───── SOURCE INFORMATION

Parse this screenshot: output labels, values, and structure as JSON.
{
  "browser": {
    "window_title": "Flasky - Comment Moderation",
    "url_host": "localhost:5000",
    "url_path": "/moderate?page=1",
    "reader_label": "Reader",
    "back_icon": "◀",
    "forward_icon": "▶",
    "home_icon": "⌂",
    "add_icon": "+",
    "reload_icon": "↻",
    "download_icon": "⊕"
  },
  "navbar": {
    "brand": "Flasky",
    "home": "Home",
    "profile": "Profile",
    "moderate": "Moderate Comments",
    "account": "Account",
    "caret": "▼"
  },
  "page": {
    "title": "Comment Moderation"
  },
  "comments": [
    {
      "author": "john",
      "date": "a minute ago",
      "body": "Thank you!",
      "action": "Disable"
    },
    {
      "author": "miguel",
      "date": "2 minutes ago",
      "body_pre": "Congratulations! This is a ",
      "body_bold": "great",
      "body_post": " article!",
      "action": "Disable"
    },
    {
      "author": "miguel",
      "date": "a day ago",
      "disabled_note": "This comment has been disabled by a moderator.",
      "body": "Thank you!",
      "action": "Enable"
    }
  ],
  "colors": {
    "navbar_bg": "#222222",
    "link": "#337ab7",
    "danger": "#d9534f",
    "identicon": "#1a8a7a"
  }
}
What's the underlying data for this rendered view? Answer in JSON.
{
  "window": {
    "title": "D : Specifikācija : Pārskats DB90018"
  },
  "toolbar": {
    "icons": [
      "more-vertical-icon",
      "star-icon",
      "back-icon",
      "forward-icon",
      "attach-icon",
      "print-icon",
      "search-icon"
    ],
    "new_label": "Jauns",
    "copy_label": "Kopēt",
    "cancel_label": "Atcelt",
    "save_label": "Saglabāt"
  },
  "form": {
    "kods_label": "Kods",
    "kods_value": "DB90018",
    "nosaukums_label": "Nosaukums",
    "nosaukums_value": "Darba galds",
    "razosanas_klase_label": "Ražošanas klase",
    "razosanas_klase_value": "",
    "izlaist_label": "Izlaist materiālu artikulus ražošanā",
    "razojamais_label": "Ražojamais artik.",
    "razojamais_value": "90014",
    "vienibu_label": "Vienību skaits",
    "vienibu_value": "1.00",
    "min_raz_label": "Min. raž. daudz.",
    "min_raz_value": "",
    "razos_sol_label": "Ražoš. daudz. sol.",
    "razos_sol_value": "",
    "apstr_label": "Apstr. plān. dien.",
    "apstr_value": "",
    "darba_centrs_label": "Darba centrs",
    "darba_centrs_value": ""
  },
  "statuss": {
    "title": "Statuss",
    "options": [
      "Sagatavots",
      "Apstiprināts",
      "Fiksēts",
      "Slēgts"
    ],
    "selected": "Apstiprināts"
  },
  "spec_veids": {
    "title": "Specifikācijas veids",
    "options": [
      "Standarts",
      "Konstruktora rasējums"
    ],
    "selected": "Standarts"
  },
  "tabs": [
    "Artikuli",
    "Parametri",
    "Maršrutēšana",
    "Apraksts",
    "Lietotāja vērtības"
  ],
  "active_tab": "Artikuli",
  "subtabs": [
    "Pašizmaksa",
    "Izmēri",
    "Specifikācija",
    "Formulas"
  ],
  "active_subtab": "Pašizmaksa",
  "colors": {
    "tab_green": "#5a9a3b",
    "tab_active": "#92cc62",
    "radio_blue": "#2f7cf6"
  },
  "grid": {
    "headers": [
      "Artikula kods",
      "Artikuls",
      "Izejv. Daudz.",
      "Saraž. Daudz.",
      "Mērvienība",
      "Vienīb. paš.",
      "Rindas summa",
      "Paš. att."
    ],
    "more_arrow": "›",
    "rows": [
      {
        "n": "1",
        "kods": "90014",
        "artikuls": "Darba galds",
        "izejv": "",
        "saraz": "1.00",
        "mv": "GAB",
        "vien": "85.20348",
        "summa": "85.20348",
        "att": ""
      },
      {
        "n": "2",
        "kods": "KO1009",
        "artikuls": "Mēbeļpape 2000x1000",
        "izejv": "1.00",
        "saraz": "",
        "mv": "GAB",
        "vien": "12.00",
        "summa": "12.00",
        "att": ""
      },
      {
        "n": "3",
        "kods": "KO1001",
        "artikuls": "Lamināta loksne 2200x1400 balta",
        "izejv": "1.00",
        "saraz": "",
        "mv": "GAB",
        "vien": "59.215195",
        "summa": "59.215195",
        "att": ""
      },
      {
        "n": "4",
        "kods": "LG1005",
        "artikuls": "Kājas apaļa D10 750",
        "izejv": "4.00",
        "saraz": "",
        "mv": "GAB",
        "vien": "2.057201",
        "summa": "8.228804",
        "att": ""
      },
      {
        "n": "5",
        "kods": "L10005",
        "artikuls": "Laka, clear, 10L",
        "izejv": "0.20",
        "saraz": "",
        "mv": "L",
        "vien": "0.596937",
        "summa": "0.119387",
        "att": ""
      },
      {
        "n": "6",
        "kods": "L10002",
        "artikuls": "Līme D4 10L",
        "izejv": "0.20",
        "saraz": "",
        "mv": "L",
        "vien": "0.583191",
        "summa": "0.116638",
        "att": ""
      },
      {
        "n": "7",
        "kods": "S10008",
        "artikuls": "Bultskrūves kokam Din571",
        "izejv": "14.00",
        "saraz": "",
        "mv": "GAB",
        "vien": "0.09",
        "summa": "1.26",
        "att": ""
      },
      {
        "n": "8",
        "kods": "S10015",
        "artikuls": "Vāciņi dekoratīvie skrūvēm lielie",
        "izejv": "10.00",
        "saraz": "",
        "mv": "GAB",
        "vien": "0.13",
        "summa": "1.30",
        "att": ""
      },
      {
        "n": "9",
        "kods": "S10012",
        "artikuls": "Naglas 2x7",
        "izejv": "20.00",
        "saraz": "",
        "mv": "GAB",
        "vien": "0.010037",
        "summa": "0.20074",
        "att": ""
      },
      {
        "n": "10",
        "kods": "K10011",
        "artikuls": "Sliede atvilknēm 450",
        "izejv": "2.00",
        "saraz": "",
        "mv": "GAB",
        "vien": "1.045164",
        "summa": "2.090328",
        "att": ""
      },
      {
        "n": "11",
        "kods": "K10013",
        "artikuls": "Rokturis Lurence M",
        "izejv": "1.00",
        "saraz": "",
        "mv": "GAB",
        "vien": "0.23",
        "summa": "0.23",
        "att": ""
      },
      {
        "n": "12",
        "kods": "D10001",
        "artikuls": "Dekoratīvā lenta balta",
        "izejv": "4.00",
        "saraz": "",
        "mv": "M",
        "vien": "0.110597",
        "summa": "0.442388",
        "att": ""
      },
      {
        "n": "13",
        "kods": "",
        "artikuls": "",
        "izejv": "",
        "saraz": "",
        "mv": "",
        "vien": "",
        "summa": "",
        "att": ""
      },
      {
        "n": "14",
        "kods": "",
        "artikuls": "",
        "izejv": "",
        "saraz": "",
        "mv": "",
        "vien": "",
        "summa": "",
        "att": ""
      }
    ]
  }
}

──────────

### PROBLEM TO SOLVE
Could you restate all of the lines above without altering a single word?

### EXERCISE RESULT
Parse this screenshot: output labels, values, and structure as JSON.
{
  "browser": {
    "window_title": "Flasky - Comment Moderation",
    "url_host": "localhost:5000",
    "url_path": "/moderate?page=1",
    "reader_label": "Reader",
    "back_icon": "◀",
    "forward_icon": "▶",
    "home_icon": "⌂",
    "add_icon": "+",
    "reload_icon": "↻",
    "download_icon": "⊕"
  },
  "navbar": {
    "brand": "Flasky",
    "home": "Home",
    "profile": "Profile",
    "moderate": "Moderate Comments",
    "account": "Account",
    "caret": "▼"
  },
  "page": {
    "title": "Comment Moderation"
  },
  "comments": [
    {
      "author": "john",
      "date": "a minute ago",
      "body": "Thank you!",
      "action": "Disable"
    },
    {
      "author": "miguel",
      "date": "2 minutes ago",
      "body_pre": "Congratulations! This is a ",
      "body_bold": "great",
      "body_post": " article!",
      "action": "Disable"
    },
    {
      "author": "miguel",
      "date": "a day ago",
      "disabled_note": "This comment has been disabled by a moderator.",
      "body": "Thank you!",
      "action": "Enable"
    }
  ],
  "colors": {
    "navbar_bg": "#222222",
    "link": "#337ab7",
    "danger": "#d9534f",
    "identicon": "#1a8a7a"
  }
}
What's the underlying data for this rendered view? Answer in JSON.
{
  "window": {
    "title": "D : Specifikācija : Pārskats DB90018"
  },
  "toolbar": {
    "icons": [
      "more-vertical-icon",
      "star-icon",
      "back-icon",
      "forward-icon",
      "attach-icon",
      "print-icon",
      "search-icon"
    ],
    "new_label": "Jauns",
    "copy_label": "Kopēt",
    "cancel_label": "Atcelt",
    "save_label": "Saglabāt"
  },
  "form": {
    "kods_label": "Kods",
    "kods_value": "DB90018",
    "nosaukums_label": "Nosaukums",
    "nosaukums_value": "Darba galds",
    "razosanas_klase_label": "Ražošanas klase",
    "razosanas_klase_value": "",
    "izlaist_label": "Izlaist materiālu artikulus ražošanā",
    "razojamais_label": "Ražojamais artik.",
    "razojamais_value": "90014",
    "vienibu_label": "Vienību skaits",
    "vienibu_value": "1.00",
    "min_raz_label": "Min. raž. daudz.",
    "min_raz_value": "",
    "razos_sol_label": "Ražoš. daudz. sol.",
    "razos_sol_value": "",
    "apstr_label": "Apstr. plān. dien.",
    "apstr_value": "",
    "darba_centrs_label": "Darba centrs",
    "darba_centrs_value": ""
  },
  "statuss": {
    "title": "Statuss",
    "options": [
      "Sagatavots",
      "Apstiprināts",
      "Fiksēts",
      "Slēgts"
    ],
    "selected": "Apstiprināts"
  },
  "spec_veids": {
    "title": "Specifikācijas veids",
    "options": [
      "Standarts",
      "Konstruktora rasējums"
    ],
    "selected": "Standarts"
  },
  "tabs": [
    "Artikuli",
    "Parametri",
    "Maršrutēšana",
    "Apraksts",
    "Lietotāja vērtības"
  ],
  "active_tab": "Artikuli",
  "subtabs": [
    "Pašizmaksa",
    "Izmēri",
    "Specifikācija",
    "Formulas"
  ],
  "active_subtab": "Pašizmaksa",
  "colors": {
    "tab_green": "#5a9a3b",
    "tab_active": "#92cc62",
    "radio_blue": "#2f7cf6"
  },
  "grid": {
    "headers": [
      "Artikula kods",
      "Artikuls",
      "Izejv. Daudz.",
      "Saraž. Daudz.",
      "Mērvienība",
      "Vienīb. paš.",
      "Rindas summa",
      "Paš. att."
    ],
    "more_arrow": "›",
    "rows": [
      {
        "n": "1",
        "kods": "90014",
        "artikuls": "Darba galds",
        "izejv": "",
        "saraz": "1.00",
        "mv": "GAB",
        "vien": "85.20348",
        "summa": "85.20348",
        "att": ""
      },
      {
        "n": "2",
        "kods": "KO1009",
        "artikuls": "Mēbeļpape 2000x1000",
        "izejv": "1.00",
        "saraz": "",
        "mv": "GAB",
        "vien": "12.00",
        "summa": "12.00",
        "att": ""
      },
      {
        "n": "3",
        "kods": "KO1001",
        "artikuls": "Lamināta loksne 2200x1400 balta",
        "izejv": "1.00",
        "saraz": "",
        "mv": "GAB",
        "vien": "59.215195",
        "summa": "59.215195",
        "att": ""
      },
      {
        "n": "4",
        "kods": "LG1005",
        "artikuls": "Kājas apaļa D10 750",
        "izejv": "4.00",
        "saraz": "",
        "mv": "GAB",
        "vien": "2.057201",
        "summa": "8.228804",
        "att": ""
      },
      {
        "n": "5",
        "kods": "L10005",
        "artikuls": "Laka, clear, 10L",
        "izejv": "0.20",
        "saraz": "",
        "mv": "L",
        "vien": "0.596937",
        "summa": "0.119387",
        "att": ""
      },
      {
        "n": "6",
        "kods": "L10002",
        "artikuls": "Līme D4 10L",
        "izejv": "0.20",
        "saraz": "",
        "mv": "L",
        "vien": "0.583191",
        "summa": "0.116638",
        "att": ""
      },
      {
        "n": "7",
        "kods": "S10008",
        "artikuls": "Bultskrūves kokam Din571",
        "izejv": "14.00",
        "saraz": "",
        "mv": "GAB",
        "vien": "0.09",
        "summa": "1.26",
        "att": ""
      },
      {
        "n": "8",
        "kods": "S10015",
        "artikuls": "Vāciņi dekoratīvie skrūvēm lielie",
        "izejv": "10.00",
        "saraz": "",
        "mv": "GAB",
        "vien": "0.13",
        "summa": "1.30",
        "att": ""
      },
      {
        "n": "9",
        "kods": "S10012",
        "artikuls": "Naglas 2x7",
        "izejv": "20.00",
        "saraz": "",
        "mv": "GAB",
        "vien": "0.010037",
        "summa": "0.20074",
        "att": ""
      },
      {
        "n": "10",
        "kods": "K10011",
        "artikuls": "Sliede atvilknēm 450",
        "izejv": "2.00",
        "saraz": "",
        "mv": "GAB",
        "vien": "1.045164",
        "summa": "2.090328",
        "att": ""
      },
      {
        "n": "11",
        "kods": "K10013",
        "artikuls": "Rokturis Lurence M",
        "izejv": "1.00",
        "saraz": "",
        "mv": "GAB",
        "vien": "0.23",
        "summa": "0.23",
        "att": ""
      },
      {
        "n": "12",
        "kods": "D10001",
        "artikuls": "Dekoratīvā lenta balta",
        "izejv": "4.00",
        "saraz": "",
        "mv": "M",
        "vien": "0.110597",
        "summa": "0.442388",
        "att": ""
      },
      {
        "n": "13",
        "kods": "",
        "artikuls": "",
        "izejv": "",
        "saraz": "",
        "mv": "",
        "vien": "",
        "summa": "",
        "att": ""
      },
      {
        "n": "14",
        "kods": "",
        "artikuls": "",
        "izejv": "",
        "saraz": "",
        "mv": "",
        "vien": "",
        "summa": "",
        "att": ""
      }
    ]
  }
}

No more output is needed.